▶ **WORK INSTRUCTION**: Could you print every entry below exactly as given?

▶ **SUPPLIED DATA**:
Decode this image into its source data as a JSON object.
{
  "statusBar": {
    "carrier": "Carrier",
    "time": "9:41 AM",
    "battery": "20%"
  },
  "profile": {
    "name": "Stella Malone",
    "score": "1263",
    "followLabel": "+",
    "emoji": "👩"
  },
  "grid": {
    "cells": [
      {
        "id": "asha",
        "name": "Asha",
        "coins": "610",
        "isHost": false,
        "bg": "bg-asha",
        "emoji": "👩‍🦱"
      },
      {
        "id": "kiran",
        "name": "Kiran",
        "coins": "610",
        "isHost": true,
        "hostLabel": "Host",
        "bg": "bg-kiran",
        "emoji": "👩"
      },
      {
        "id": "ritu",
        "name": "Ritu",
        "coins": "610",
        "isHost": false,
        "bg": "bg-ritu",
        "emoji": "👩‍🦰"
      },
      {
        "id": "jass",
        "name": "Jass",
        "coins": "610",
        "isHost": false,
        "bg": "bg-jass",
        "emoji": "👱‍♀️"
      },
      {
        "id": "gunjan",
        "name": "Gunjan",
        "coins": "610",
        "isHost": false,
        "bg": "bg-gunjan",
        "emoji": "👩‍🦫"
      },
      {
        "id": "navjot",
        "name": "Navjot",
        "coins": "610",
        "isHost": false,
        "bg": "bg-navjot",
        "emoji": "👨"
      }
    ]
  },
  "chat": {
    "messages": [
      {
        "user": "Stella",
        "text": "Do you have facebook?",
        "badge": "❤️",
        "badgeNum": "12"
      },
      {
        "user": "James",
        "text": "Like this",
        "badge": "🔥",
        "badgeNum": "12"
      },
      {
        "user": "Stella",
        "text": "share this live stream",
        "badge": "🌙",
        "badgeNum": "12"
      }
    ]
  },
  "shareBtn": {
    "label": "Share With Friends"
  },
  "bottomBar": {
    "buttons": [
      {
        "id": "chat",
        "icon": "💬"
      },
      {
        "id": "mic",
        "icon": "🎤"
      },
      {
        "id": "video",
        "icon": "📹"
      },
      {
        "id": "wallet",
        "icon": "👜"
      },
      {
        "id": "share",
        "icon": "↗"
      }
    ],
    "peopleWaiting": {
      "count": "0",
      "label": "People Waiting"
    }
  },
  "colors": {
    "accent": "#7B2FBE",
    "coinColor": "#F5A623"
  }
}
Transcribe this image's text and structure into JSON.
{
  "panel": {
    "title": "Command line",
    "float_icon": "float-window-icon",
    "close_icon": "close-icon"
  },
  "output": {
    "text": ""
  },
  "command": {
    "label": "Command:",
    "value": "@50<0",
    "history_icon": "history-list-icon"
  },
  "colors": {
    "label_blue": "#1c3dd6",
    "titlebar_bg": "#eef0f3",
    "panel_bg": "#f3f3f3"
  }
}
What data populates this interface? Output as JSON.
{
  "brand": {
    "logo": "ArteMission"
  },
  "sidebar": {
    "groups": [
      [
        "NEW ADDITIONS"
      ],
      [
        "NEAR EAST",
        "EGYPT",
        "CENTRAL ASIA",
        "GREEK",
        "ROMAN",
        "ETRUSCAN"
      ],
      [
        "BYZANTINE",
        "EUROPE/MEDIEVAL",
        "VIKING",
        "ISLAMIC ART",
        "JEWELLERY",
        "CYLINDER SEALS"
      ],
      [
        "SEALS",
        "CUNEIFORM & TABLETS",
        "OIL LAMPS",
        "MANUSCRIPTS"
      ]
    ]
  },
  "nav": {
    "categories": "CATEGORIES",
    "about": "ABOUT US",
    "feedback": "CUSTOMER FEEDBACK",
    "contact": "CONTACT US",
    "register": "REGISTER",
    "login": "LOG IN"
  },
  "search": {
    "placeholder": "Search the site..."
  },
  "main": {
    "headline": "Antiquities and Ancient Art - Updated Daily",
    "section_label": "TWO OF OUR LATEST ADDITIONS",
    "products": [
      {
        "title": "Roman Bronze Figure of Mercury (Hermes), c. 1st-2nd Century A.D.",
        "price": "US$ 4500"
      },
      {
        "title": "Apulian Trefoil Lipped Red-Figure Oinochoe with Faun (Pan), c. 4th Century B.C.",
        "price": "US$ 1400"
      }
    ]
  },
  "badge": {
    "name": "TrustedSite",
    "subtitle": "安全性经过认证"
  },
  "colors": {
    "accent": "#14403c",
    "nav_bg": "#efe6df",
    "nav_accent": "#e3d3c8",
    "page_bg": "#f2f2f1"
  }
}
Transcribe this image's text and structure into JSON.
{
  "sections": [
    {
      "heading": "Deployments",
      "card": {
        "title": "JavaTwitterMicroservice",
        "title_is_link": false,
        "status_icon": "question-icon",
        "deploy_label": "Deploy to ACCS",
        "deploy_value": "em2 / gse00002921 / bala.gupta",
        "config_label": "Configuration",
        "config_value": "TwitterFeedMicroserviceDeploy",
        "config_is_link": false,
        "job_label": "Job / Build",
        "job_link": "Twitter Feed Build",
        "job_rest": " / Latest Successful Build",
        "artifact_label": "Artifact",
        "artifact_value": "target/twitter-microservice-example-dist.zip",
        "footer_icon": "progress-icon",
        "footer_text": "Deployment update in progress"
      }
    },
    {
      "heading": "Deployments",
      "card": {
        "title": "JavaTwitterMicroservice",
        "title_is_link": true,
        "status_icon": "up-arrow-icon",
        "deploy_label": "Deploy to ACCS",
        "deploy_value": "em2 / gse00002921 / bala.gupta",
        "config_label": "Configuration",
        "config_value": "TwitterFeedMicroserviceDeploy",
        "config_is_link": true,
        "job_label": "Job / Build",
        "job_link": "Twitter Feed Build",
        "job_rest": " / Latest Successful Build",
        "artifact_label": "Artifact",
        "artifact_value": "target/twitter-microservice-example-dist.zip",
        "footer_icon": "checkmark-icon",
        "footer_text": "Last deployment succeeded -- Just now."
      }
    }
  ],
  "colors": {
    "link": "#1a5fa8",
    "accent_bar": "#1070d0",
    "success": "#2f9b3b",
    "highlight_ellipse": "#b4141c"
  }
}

▶ **SOLUTION FOR THIS EXERCISE**:
Decode this image into its source data as a JSON object.
{
  "statusBar": {
    "carrier": "Carrier",
    "time": "9:41 AM",
    "battery": "20%"
  },
  "profile": {
    "name": "Stella Malone",
    "score": "1263",
    "followLabel": "+",
    "emoji": "👩"
  },
  "grid": {
    "cells": [
      {
        "id": "asha",
        "name": "Asha",
        "coins": "610",
        "isHost": false,
        "bg": "bg-asha",
        "emoji": "👩‍🦱"
      },
      {
        "id": "kiran",
        "name": "Kiran",
        "coins": "610",
        "isHost": true,
        "hostLabel": "Host",
        "bg": "bg-kiran",
        "emoji": "👩"
      },
      {
        "id": "ritu",
        "name": "Ritu",
        "coins": "610",
        "isHost": false,
        "bg": "bg-ritu",
        "emoji": "👩‍🦰"
      },
      {
        "id": "jass",
        "name": "Jass",
        "coins": "610",
        "isHost": false,
        "bg": "bg-jass",
        "emoji": "👱‍♀️"
      },
      {
        "id": "gunjan",
        "name": "Gunjan",
        "coins": "610",
        "isHost": false,
        "bg": "bg-gunjan",
        "emoji": "👩‍🦫"
      },
      {
        "id": "navjot",
        "name": "Navjot",
        "coins": "610",
        "isHost": false,
        "bg": "bg-navjot",
        "emoji": "👨"
      }
    ]
  },
  "chat": {
    "messages": [
      {
        "user": "Stella",
        "text": "Do you have facebook?",
        "badge": "❤️",
        "badgeNum": "12"
      },
      {
        "user": "James",
        "text": "Like this",
        "badge": "🔥",
        "badgeNum": "12"
      },
      {
        "user": "Stella",
        "text": "share this live stream",
        "badge": "🌙",
        "badgeNum": "12"
      }
    ]
  },
  "shareBtn": {
    "label": "Share With Friends"
  },
  "bottomBar": {
    "buttons": [
      {
        "id": "chat",
        "icon": "💬"
      },
      {
        "id": "mic",
        "icon": "🎤"
      },
      {
        "id": "video",
        "icon": "📹"
      },
      {
        "id": "wallet",
        "icon": "👜"
      },
      {
        "id": "share",
        "icon": "↗"
      }
    ],
    "peopleWaiting": {
      "count": "0",
      "label": "People Waiting"
    }
  },
  "colors": {
    "accent": "#7B2FBE",
    "coinColor": "#F5A623"
  }
}
Transcribe this image's text and structure into JSON.
{
  "panel": {
    "title": "Command line",
    "float_icon": "float-window-icon",
    "close_icon": "close-icon"
  },
  "output": {
    "text": ""
  },
  "command": {
    "label": "Command:",
    "value": "@50<0",
    "history_icon": "history-list-icon"
  },
  "colors": {
    "label_blue": "#1c3dd6",
    "titlebar_bg": "#eef0f3",
    "panel_bg": "#f3f3f3"
  }
}
What data populates this interface? Output as JSON.
{
  "brand": {
    "logo": "ArteMission"
  },
  "sidebar": {
    "groups": [
      [
        "NEW ADDITIONS"
      ],
      [
        "NEAR EAST",
        "EGYPT",
        "CENTRAL ASIA",
        "GREEK",
        "ROMAN",
        "ETRUSCAN"
      ],
      [
        "BYZANTINE",
        "EUROPE/MEDIEVAL",
        "VIKING",
        "ISLAMIC ART",
        "JEWELLERY",
        "CYLINDER SEALS"
      ],
      [
        "SEALS",
        "CUNEIFORM & TABLETS",
        "OIL LAMPS",
        "MANUSCRIPTS"
      ]
    ]
  },
  "nav": {
    "categories": "CATEGORIES",
    "about": "ABOUT US",
    "feedback": "CUSTOMER FEEDBACK",
    "contact": "CONTACT US",
    "register": "REGISTER",
    "login": "LOG IN"
  },
  "search": {
    "placeholder": "Search the site..."
  },
  "main": {
    "headline": "Antiquities and Ancient Art - Updated Daily",
    "section_label": "TWO OF OUR LATEST ADDITIONS",
    "products": [
      {
        "title": "Roman Bronze Figure of Mercury (Hermes), c. 1st-2nd Century A.D.",
        "price": "US$ 4500"
      },
      {
        "title": "Apulian Trefoil Lipped Red-Figure Oinochoe with Faun (Pan), c. 4th Century B.C.",
        "price": "US$ 1400"
      }
    ]
  },
  "badge": {
    "name": "TrustedSite",
    "subtitle": "安全性经过认证"
  },
  "colors": {
    "accent": "#14403c",
    "nav_bg": "#efe6df",
    "nav_accent": "#e3d3c8",
    "page_bg": "#f2f2f1"
  }
}
Transcribe this image's text and structure into JSON.
{
  "sections": [
    {
      "heading": "Deployments",
      "card": {
        "title": "JavaTwitterMicroservice",
        "title_is_link": false,
        "status_icon": "question-icon",
        "deploy_label": "Deploy to ACCS",
        "deploy_value": "em2 / gse00002921 / bala.gupta",
        "config_label": "Configuration",
        "config_value": "TwitterFeedMicroserviceDeploy",
        "config_is_link": false,
        "job_label": "Job / Build",
        "job_link": "Twitter Feed Build",
        "job_rest": " / Latest Successful Build",
        "artifact_label": "Artifact",
        "artifact_value": "target/twitter-microservice-example-dist.zip",
        "footer_icon": "progress-icon",
        "footer_text": "Deployment update in progress"
      }
    },
    {
      "heading": "Deployments",
      "card": {
        "title": "JavaTwitterMicroservice",
        "title_is_link": true,
        "status_icon": "up-arrow-icon",
        "deploy_label": "Deploy to ACCS",
        "deploy_value": "em2 / gse00002921 / bala.gupta",
        "config_label": "Configuration",
        "config_value": "TwitterFeedMicroserviceDeploy",
        "config_is_link": true,
        "job_label": "Job / Build",
        "job_link": "Twitter Feed Build",
        "job_rest": " / Latest Successful Build",
        "artifact_label": "Artifact",
        "artifact_value": "target/twitter-microservice-example-dist.zip",
        "footer_icon": "checkmark-icon",
        "footer_text": "Last deployment succeeded -- Just now."
      }
    }
  ],
  "colors": {
    "link": "#1a5fa8",
    "accent_bar": "#1070d0",
    "success": "#2f9b3b",
    "highlight_ellipse": "#b4141c"
  }
}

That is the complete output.